WHAT YOU WILL DO:
Every line with the string "zgłoszenia" should be copied from the data.

[EXTRACTED MATERIAL Boundary: Start]

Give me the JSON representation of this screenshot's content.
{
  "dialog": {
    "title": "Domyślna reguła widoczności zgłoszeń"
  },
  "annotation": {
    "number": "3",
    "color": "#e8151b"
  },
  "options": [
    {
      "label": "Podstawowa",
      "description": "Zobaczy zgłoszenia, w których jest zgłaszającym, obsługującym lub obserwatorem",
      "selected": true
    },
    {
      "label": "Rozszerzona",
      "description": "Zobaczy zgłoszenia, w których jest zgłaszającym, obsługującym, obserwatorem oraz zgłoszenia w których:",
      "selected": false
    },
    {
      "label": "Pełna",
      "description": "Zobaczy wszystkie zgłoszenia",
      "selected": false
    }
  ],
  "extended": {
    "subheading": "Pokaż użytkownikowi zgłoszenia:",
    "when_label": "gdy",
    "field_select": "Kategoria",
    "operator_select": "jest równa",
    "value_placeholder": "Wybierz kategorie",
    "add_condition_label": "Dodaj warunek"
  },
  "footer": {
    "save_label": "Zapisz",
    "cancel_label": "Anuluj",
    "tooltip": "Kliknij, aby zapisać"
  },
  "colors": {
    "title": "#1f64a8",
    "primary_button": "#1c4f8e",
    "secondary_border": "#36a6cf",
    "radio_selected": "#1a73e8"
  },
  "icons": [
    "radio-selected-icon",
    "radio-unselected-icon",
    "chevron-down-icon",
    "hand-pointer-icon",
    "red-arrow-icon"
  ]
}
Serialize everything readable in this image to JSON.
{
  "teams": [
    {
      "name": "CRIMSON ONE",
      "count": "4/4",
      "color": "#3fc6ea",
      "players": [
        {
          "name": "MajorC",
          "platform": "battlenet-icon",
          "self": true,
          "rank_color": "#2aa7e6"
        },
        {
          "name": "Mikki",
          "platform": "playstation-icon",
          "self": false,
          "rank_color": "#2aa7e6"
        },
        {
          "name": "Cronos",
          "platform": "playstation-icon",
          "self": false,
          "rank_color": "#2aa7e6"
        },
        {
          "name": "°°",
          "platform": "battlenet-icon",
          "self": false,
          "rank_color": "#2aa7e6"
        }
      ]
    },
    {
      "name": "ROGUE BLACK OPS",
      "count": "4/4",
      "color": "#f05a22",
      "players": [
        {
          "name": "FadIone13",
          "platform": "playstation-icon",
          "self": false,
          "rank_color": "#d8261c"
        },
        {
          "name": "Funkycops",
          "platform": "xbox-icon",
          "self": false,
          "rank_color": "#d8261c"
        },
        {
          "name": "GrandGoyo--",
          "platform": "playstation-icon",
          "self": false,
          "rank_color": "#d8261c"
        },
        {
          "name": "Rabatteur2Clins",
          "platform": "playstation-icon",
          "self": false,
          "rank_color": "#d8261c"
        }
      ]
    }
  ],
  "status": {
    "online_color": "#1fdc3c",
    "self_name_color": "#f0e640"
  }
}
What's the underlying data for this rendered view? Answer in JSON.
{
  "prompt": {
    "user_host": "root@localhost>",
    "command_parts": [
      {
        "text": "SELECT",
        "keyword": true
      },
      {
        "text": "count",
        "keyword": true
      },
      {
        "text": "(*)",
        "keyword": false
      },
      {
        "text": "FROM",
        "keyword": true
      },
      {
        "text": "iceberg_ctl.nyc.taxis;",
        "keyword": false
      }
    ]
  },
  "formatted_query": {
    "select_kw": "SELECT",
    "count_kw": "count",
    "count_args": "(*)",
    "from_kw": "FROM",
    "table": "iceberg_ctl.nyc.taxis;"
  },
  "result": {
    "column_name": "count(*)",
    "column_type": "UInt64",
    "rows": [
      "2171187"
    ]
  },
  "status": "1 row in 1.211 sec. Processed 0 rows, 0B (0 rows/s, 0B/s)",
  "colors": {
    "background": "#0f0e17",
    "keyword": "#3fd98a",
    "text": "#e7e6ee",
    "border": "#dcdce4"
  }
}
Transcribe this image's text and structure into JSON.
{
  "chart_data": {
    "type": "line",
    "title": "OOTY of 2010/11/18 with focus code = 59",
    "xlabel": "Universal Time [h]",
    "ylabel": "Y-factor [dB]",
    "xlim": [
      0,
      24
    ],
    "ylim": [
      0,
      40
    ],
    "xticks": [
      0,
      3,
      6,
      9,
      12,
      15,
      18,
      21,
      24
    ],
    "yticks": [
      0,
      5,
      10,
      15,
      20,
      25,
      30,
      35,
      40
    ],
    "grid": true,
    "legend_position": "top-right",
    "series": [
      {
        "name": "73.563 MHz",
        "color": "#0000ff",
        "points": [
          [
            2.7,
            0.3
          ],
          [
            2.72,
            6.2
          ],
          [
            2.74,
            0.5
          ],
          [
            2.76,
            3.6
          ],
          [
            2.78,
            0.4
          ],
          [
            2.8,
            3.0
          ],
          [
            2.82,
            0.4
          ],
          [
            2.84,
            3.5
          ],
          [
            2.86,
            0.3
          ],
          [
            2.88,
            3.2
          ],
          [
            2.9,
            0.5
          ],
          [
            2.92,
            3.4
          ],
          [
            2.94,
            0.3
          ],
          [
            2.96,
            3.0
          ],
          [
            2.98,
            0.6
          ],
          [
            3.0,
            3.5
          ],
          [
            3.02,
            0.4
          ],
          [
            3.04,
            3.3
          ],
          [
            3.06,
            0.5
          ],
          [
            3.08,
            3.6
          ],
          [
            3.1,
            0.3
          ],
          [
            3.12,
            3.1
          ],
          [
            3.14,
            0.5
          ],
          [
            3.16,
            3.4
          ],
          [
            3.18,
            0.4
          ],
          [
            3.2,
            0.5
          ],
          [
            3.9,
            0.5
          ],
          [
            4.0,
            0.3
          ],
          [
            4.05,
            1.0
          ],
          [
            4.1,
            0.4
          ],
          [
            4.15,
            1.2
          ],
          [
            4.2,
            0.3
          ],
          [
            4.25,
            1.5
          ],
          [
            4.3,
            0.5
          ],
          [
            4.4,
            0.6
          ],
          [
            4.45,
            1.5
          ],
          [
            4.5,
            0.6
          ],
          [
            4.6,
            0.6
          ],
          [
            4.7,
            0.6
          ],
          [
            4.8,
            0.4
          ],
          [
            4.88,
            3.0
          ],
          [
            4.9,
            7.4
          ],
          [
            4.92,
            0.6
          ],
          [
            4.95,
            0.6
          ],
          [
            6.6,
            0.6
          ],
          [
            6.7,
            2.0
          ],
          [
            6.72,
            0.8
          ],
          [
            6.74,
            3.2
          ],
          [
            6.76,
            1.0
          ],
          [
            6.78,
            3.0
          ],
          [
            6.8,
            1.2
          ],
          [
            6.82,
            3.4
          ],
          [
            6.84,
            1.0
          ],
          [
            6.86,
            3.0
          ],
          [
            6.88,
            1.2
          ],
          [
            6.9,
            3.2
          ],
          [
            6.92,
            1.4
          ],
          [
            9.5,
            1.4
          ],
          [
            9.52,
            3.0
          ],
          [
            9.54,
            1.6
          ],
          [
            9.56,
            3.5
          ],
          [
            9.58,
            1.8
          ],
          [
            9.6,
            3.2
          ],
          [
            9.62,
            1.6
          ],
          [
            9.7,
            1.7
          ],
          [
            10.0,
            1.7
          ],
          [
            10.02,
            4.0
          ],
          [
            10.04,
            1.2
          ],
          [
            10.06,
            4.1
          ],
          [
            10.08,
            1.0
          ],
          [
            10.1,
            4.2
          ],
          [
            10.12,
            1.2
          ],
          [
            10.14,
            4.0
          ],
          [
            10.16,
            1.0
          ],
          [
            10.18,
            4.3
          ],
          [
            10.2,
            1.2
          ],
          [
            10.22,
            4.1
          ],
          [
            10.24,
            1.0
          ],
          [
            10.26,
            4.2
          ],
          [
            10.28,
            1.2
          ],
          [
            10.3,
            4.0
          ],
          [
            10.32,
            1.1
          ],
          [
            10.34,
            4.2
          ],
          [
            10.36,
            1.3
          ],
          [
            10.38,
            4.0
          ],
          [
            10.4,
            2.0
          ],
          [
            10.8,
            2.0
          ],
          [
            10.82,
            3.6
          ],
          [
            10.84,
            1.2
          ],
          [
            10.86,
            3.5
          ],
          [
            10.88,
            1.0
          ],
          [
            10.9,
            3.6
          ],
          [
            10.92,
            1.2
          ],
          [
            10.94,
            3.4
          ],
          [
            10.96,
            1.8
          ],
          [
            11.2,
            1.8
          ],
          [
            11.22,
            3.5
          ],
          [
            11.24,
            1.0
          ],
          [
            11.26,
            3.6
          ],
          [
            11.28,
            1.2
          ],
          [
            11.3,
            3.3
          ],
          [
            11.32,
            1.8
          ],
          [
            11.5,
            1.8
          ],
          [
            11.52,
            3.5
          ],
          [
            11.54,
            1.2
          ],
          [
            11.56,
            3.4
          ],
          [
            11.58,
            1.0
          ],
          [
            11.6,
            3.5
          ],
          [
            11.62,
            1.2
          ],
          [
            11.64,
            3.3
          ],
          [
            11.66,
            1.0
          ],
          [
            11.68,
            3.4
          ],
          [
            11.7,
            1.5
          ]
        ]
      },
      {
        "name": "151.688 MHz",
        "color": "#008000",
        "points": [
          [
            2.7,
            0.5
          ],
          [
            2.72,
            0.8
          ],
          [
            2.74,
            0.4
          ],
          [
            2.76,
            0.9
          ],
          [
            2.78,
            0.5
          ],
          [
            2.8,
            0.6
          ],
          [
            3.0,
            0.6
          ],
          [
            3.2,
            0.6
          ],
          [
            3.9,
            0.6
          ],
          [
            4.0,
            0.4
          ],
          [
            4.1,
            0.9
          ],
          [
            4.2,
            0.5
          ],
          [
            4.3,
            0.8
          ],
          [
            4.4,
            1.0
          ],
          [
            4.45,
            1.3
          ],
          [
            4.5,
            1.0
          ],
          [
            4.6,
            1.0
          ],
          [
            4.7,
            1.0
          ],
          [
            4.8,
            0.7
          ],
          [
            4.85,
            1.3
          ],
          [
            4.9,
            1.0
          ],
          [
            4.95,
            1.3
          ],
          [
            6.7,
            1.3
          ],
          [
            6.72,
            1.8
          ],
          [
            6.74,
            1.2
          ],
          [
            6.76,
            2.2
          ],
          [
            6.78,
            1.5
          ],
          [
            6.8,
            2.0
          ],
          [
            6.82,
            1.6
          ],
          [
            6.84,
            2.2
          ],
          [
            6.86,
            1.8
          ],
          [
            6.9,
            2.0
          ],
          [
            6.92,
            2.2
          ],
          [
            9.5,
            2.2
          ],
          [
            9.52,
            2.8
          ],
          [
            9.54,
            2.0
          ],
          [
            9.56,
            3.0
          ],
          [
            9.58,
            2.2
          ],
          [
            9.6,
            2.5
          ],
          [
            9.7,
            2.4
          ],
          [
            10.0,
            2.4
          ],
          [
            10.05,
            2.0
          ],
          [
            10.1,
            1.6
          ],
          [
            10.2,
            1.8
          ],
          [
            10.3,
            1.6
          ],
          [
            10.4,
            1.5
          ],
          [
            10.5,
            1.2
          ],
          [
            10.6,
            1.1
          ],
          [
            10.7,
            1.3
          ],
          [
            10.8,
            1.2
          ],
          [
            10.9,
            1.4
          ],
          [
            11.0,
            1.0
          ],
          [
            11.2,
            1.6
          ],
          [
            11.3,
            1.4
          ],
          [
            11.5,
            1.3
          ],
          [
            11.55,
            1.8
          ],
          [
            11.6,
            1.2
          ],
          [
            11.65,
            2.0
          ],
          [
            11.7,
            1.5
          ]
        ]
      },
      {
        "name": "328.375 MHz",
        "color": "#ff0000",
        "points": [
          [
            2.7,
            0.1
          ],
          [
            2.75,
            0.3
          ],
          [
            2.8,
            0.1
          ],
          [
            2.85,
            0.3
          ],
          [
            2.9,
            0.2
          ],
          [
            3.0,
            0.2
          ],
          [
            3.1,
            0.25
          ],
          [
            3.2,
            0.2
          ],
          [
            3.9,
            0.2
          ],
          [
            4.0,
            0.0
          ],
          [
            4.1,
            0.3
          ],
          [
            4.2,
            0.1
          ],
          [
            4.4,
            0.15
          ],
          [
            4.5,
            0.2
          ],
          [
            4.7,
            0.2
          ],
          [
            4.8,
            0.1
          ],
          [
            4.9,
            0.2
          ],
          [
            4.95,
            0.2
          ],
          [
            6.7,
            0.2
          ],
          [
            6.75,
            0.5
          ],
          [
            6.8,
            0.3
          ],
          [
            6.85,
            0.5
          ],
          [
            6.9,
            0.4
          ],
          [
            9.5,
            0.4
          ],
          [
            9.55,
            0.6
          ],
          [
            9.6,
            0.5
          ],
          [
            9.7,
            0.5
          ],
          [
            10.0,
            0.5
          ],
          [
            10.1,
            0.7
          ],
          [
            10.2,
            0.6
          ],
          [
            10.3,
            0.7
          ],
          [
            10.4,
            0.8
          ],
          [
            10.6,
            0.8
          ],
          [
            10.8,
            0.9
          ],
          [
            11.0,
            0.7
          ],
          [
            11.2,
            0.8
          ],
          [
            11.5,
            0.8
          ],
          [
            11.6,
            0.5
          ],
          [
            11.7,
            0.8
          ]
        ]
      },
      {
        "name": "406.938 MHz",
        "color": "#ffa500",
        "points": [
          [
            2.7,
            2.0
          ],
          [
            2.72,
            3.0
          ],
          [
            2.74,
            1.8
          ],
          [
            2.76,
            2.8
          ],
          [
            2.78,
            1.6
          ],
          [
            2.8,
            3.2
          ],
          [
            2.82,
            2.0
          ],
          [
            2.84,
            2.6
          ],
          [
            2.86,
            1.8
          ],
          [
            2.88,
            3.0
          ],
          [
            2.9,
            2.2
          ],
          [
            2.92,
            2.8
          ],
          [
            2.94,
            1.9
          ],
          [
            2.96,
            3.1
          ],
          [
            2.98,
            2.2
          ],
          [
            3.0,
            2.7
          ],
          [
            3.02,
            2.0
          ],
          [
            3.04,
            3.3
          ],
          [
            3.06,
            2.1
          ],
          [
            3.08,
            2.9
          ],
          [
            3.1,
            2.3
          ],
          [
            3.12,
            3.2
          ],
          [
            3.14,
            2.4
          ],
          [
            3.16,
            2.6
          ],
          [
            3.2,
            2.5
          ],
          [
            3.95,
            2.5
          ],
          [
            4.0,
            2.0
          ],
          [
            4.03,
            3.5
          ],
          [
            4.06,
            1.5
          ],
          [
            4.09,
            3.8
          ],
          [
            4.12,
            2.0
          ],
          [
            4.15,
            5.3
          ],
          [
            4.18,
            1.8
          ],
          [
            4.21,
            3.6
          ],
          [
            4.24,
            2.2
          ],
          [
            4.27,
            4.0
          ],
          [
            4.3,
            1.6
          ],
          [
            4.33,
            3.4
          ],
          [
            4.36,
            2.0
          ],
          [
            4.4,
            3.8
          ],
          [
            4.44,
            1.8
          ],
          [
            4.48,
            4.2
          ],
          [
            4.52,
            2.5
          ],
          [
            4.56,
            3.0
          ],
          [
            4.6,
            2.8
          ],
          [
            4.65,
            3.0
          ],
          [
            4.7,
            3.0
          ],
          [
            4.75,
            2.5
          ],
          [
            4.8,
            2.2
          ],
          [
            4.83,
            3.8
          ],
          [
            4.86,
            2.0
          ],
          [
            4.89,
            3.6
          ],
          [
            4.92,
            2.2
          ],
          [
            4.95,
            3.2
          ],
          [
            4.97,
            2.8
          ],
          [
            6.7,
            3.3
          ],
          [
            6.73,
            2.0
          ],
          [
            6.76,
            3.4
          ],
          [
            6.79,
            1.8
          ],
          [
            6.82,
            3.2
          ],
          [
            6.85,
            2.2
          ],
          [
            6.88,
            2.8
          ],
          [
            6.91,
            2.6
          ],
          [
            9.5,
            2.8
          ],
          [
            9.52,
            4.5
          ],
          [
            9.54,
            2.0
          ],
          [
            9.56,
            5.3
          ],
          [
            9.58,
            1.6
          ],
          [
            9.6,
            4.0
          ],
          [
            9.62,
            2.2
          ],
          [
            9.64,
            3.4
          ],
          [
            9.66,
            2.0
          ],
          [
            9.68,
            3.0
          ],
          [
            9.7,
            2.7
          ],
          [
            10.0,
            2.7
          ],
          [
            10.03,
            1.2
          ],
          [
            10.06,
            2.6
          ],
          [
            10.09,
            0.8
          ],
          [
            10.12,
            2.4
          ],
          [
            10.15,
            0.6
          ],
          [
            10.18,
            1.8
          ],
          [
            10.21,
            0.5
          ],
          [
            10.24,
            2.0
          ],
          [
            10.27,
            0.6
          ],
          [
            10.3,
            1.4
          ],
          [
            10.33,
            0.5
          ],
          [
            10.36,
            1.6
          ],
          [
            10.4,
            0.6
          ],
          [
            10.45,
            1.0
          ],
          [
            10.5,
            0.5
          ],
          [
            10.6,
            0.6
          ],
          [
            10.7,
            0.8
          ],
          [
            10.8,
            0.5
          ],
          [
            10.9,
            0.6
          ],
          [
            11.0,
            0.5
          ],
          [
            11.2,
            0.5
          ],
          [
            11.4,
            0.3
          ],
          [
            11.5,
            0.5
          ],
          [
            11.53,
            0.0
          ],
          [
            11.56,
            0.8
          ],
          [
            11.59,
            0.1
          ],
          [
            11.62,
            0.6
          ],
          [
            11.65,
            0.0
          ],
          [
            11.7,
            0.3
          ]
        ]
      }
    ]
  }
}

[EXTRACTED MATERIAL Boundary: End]

WRITTEN SOLUTION:
      "description": "Zobaczy zgłoszenia, w których jest zgłaszającym, obsługującym lub obserwatorem",
      "description": "Zobaczy zgłoszenia, w których jest zgłaszającym, obsługującym, obserwatorem oraz zgłoszenia w których:",
      "description": "Zobaczy wszystkie zgłoszenia",
    "subheading": "Pokaż użytkownikowi zgłoszenia:",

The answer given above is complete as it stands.